Tuesday, November 06, 2007
Changing the definition of "normal"
I love having the top-floor, corner office with a window and a view.
Ok...if you must know the truth, my "office" is actually a re-done bedroom in an apartment, complete with used, mis-matched office furniture. I'm just happy I have a window.
My window looks out over Turner Courts, a housing development in South Dallas.
Today I looked up to see a police car drive through...with a second one following him. Two police cars usually mean something's happened. I watched them stop and park in the middle of the street, behind a row of parked cars. It was only then that I noticed the third police car that was pulled into a parking spot and a police officer handcuffing a guy. Seconds later, a fourth police car came around the corner to offer assistance. Nothing big or dramatic happened as far as I could see. After he was handcuffed, they frisked the man. I can only assume they put him in the car and took him away. I don't know. I stopped watching after that.
Although there were a few people who came out of the woodwork to see what was happening, most people continued walking to their destination with no more than a glance his direction.
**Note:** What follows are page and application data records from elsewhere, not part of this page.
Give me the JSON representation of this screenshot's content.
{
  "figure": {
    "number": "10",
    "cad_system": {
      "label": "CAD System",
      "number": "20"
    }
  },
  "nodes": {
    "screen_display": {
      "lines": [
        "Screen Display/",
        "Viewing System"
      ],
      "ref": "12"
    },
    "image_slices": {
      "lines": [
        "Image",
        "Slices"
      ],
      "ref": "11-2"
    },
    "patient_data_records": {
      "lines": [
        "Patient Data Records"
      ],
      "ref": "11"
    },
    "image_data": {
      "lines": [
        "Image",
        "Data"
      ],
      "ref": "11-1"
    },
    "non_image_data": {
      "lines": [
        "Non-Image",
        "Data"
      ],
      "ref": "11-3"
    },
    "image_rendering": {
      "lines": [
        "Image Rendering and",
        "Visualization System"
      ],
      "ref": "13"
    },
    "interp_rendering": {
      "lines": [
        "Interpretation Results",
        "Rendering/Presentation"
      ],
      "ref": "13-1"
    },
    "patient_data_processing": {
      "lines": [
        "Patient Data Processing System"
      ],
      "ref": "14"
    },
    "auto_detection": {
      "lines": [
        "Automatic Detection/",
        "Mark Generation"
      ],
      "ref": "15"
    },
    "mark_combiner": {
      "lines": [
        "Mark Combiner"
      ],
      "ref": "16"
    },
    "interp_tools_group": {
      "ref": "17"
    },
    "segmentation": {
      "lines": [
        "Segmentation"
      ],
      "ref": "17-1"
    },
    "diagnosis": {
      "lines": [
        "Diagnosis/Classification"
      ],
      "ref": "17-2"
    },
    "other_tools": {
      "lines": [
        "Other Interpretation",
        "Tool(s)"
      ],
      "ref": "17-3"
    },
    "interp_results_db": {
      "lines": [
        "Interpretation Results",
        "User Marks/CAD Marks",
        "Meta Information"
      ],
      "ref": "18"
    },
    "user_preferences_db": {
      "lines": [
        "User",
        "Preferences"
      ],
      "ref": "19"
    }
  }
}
While sitting in this office, I have witnessed drug raids, car chases, seen arrests, watched people fight, and heard gun shots. It doesn't happen every day, but it happens enough that it doesn't surprise me or seem abnormal. Like the other people, most of the time I just continue walking.
Who deserves for that to be their "normal?"
As I gazed out my window, I wondered what goes through kids' minds when they grow up seeing young and old men arrested. What do they think as they look around at the run-down buildings? What goes through their mind when they see the guys hanging out on the corner? I wondered what kinds of things they know about and deal with consciously and sub-consciously.
I wonder how what children see and hear impacts what they believe about themselves and their community. I wonder how it impacts their definitions of "normal."
I also wonder what we, as a society, are doing to make "normal" any different for the kids and families in places like Turner Courts. There are things we can do. Like ...calling our Congress members to pass the SCHIP bill, encourage them to increase funding to 21st Century learning programs, voice your support for drug rehabilitation and treatment for drug offenders in prison...consider hiring ex-offenders...vote for increased funding (and dare I say *equitable* funding) for low-income schools. Each of these provide little effort on our part, but make a big difference in the lives of people in low-income neighborhoods.
Help us change the definition of "normal."